- [Exercise] Wherever a line below holds the word "content", copy that line.

Excerpts from an interface dataset:
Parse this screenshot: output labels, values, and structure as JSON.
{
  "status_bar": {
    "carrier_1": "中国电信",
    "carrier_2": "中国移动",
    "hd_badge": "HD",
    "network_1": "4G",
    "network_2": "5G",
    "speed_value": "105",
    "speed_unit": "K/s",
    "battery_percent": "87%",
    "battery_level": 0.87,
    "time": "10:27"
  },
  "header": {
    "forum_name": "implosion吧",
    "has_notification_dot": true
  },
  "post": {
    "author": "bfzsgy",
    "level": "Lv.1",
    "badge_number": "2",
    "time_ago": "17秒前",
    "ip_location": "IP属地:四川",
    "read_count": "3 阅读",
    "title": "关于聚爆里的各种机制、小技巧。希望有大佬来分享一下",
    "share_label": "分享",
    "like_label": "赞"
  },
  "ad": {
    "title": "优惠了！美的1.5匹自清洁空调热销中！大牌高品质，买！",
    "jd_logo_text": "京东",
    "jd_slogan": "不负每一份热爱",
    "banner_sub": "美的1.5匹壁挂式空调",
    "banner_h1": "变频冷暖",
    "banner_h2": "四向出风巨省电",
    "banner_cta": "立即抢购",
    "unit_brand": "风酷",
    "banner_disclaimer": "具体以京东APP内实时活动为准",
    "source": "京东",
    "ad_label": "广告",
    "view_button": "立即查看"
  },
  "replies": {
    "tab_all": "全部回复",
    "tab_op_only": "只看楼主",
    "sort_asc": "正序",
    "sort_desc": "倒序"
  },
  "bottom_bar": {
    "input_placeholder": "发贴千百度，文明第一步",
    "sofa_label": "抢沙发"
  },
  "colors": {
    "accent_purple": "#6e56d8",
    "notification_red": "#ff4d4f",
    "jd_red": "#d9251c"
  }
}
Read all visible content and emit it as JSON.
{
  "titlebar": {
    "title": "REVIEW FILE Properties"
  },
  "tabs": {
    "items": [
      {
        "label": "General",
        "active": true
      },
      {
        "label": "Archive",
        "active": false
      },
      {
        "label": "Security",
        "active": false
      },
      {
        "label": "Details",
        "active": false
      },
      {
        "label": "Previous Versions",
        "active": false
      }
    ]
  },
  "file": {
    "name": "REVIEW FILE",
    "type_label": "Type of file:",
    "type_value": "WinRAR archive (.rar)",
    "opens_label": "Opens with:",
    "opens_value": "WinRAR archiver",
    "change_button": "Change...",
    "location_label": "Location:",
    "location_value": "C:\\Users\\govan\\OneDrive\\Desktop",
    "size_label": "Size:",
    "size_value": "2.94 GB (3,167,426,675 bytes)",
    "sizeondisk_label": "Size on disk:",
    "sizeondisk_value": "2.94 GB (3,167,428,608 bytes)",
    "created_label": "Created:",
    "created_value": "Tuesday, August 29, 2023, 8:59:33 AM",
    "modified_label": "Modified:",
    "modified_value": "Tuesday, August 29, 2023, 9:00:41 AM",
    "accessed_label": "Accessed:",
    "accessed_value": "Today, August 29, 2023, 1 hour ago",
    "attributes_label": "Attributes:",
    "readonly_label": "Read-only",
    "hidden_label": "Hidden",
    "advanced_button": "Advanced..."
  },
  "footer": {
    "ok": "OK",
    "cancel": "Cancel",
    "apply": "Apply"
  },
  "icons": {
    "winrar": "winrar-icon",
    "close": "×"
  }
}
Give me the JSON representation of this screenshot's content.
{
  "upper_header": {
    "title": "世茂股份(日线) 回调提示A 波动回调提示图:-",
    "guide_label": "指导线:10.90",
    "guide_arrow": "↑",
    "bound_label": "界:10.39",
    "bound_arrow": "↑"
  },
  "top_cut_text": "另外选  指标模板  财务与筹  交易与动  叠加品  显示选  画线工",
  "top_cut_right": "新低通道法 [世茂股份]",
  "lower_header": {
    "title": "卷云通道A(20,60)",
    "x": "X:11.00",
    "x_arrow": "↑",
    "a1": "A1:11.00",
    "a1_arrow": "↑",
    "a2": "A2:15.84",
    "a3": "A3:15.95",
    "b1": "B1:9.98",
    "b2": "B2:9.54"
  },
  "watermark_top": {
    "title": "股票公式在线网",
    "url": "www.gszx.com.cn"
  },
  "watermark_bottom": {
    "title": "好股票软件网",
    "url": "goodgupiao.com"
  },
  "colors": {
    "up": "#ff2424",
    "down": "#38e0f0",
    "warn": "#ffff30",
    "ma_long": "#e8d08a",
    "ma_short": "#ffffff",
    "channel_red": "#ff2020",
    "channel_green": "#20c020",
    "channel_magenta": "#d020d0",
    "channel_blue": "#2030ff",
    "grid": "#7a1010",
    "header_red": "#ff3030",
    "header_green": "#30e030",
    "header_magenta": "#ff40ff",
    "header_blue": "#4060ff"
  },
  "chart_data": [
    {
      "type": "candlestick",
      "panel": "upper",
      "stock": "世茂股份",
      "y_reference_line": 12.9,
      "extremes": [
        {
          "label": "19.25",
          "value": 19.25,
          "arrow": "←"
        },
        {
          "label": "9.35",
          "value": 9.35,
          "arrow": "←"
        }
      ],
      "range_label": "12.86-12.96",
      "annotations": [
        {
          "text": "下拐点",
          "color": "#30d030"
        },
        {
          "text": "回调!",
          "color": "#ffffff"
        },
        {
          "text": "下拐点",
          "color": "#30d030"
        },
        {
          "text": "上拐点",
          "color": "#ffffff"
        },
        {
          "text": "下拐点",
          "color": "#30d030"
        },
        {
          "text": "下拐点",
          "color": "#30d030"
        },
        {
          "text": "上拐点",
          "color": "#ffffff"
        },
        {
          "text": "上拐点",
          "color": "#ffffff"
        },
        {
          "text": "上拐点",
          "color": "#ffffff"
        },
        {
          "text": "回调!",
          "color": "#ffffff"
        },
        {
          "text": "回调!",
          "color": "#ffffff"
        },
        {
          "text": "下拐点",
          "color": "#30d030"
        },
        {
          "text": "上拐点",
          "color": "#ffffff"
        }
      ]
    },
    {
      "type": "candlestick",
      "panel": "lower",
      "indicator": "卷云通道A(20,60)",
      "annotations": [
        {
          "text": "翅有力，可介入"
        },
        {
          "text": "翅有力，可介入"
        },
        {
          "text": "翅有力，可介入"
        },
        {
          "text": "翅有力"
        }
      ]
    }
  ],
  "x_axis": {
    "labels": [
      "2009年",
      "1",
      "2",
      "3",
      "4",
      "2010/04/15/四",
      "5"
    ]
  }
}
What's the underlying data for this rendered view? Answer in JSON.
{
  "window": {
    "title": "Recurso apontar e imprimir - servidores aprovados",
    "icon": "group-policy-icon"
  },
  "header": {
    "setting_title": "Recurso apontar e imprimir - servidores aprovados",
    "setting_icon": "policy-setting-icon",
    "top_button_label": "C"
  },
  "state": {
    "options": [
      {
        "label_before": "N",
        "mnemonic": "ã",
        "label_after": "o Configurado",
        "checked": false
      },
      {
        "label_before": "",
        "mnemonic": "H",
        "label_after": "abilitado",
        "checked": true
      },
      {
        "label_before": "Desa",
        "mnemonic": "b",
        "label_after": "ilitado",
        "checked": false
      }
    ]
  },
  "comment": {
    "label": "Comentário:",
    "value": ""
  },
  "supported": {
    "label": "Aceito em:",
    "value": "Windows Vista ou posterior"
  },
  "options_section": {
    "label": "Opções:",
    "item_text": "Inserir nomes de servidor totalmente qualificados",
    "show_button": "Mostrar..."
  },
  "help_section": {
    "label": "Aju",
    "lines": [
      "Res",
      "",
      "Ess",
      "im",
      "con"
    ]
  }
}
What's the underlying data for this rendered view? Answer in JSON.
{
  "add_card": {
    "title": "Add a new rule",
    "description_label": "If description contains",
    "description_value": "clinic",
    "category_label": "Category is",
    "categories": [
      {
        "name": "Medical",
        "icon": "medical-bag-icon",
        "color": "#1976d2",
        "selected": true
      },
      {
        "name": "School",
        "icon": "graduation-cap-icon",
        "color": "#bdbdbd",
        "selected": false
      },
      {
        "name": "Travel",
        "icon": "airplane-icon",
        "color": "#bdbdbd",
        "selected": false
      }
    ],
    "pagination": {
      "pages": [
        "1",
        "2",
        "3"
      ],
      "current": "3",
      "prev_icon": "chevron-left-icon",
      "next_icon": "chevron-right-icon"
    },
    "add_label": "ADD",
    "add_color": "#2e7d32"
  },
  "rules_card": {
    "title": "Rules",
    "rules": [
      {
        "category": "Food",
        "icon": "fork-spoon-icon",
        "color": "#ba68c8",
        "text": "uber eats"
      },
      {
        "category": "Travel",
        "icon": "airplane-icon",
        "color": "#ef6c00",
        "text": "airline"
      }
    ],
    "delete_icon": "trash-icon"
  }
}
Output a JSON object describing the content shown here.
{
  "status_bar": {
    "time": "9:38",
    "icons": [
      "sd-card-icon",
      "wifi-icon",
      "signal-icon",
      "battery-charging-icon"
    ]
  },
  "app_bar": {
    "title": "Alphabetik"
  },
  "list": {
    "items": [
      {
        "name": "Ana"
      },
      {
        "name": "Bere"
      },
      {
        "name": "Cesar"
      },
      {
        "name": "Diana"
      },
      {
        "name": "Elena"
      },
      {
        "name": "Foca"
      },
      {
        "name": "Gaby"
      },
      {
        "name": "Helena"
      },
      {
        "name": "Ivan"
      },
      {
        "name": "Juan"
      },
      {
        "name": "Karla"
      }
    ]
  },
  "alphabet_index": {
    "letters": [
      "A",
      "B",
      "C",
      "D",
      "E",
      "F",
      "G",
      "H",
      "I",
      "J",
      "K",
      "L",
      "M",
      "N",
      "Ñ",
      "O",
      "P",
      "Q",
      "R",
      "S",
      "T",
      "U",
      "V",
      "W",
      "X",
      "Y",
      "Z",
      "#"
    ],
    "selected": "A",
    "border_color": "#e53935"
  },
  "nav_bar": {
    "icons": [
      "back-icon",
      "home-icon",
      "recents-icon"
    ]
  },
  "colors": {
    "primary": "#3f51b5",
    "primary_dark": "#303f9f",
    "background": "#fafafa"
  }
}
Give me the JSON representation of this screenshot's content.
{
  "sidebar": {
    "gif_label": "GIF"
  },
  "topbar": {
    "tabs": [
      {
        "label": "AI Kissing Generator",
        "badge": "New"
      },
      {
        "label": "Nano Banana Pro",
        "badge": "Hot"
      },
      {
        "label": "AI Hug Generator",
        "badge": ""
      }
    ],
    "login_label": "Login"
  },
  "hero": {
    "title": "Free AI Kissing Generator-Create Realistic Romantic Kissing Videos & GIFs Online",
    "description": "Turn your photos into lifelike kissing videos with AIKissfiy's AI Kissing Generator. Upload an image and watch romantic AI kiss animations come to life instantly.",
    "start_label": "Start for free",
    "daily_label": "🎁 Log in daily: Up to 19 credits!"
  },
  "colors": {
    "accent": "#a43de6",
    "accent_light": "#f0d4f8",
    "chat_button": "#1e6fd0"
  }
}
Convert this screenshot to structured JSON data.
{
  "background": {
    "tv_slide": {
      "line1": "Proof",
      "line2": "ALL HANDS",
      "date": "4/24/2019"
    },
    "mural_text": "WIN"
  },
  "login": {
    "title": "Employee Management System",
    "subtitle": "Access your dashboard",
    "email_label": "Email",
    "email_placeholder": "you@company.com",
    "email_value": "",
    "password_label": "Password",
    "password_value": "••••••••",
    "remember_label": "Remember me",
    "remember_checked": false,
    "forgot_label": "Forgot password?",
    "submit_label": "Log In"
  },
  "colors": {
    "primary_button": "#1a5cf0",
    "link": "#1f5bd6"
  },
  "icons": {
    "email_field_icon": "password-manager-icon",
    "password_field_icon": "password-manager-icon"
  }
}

- [Solution for this problem]
Read all visible content and emit it as JSON.
Give me the JSON representation of this screenshot's content.
Output a JSON object describing the content shown here.
Give me the JSON representation of this screenshot's content.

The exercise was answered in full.